^^^ Above is the number one reason that Manning is better than Tom Brady. None of the top 10 ways to beat the Pats would be to keep Brady on the bench. Ok you can all go back on topic with this now. Just thought I'd point it out.

mmpfm1
09-17-2005, 11:35 AM
You could just chang a few names around and those tips would apply to any team.

Hicks
09-17-2005, 11:42 AM
Help a novice: What's so dumb about it?

efx
09-17-2005, 02:22 PM
Help a novice: What's so dumb about it?

The fact that someone dare imply that the Colts can be beaten.

Seriously, I didn't think it was that great of an article. As someone else said, you can just switch some of the names around and it could be applied to most other teams too.

I think that the Colts can/will win this game but I don't think any team should underestimate their opponent in this sport. The regular season is too short for that.

Diamond Dave
09-17-2005, 03:35 PM
Help a novice: What's so dumb about it?

It was horribly generic. I was surprised to not to read that the best way to beat the Colts is to out score them.

I believe you have complained, and rightfully so, about NBA broadcasters giving absolutely no legitimate analysis. They just say the "if the Knicks are going to beat the Spurs tonight they have to find a way to slow down Tim Duncan." :rolleyes:

Well this is a rare example of that in the NFL.

pizza guy
09-18-2005, 01:46 AM
It's always a nice idea to have your wideouts stretch over our undersized defensive backs until Bob Sanders or Mike Doss drills one of them in the ribcage.

Yup, they're just the right size for it too.:D

SoupIsGood
09-18-2005, 06:16 AM
Ooh! Ooh! Funny story!

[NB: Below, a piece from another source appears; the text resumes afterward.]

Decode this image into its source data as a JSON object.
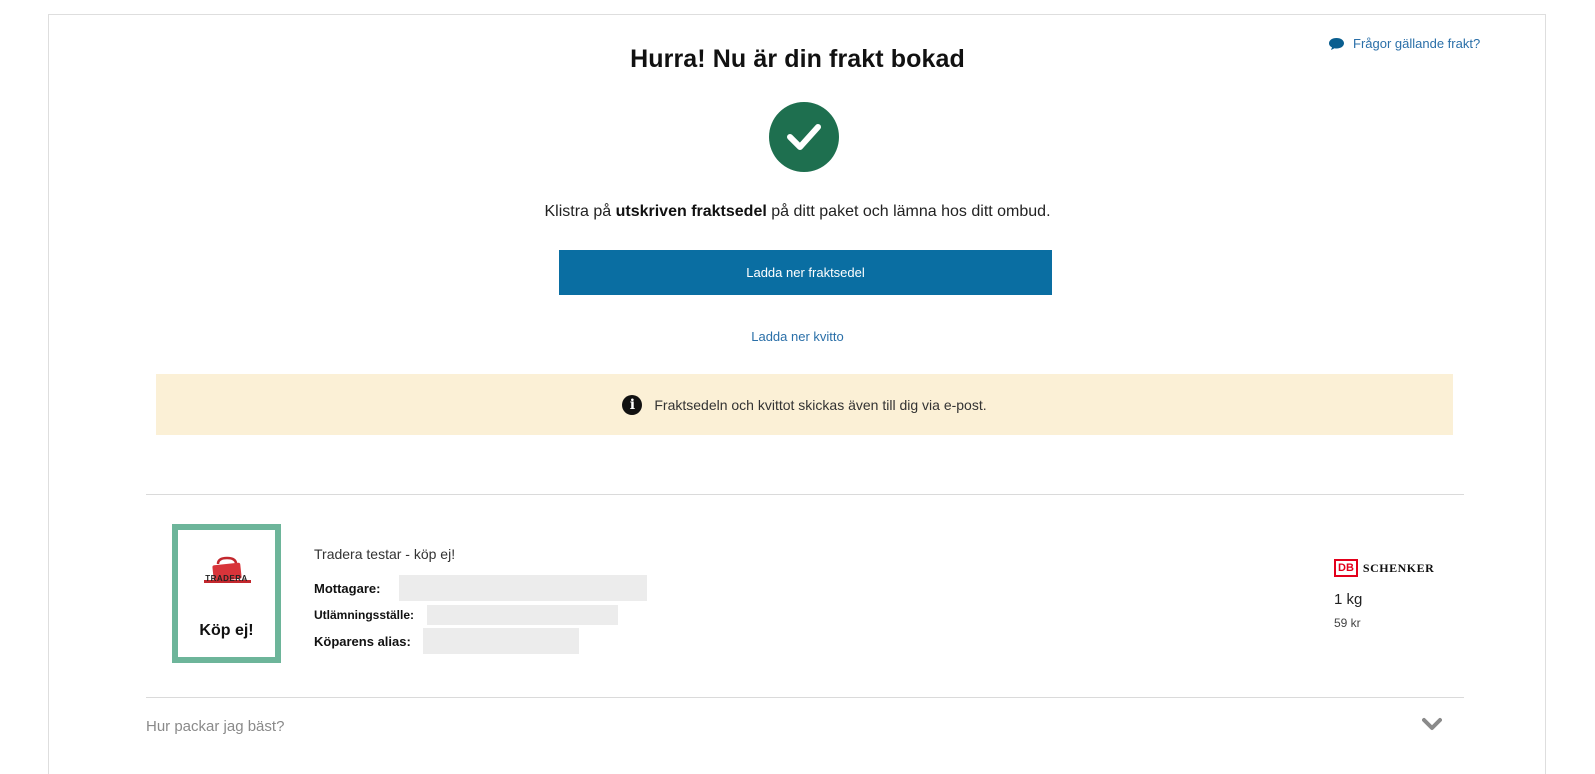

Watching some local college game the last weekend, the announcers went to their sideline guy as the halftime clock was ticking down. They asked him what he gathered from the coaches in talking to them, and what each thought would be the key's to the second half (it was a tie game at halftime).

He just stood there for a second. Then looked in the camera, appearing confused and disoriented, and said that he thought whoever came out and played better in the second half would probably win the game. And then just stood there silently.

The announcers just sat there for a second, until one of them finally said, "Wow, both insightful and valuable. I hope we're not paying you too much. That was...." and then the play-by-play guy cut him off and they went to commercial.

Maybe it was funnier to see. Oh well.


:lol2:

Oh man, I'd almost pay to see a recording of that.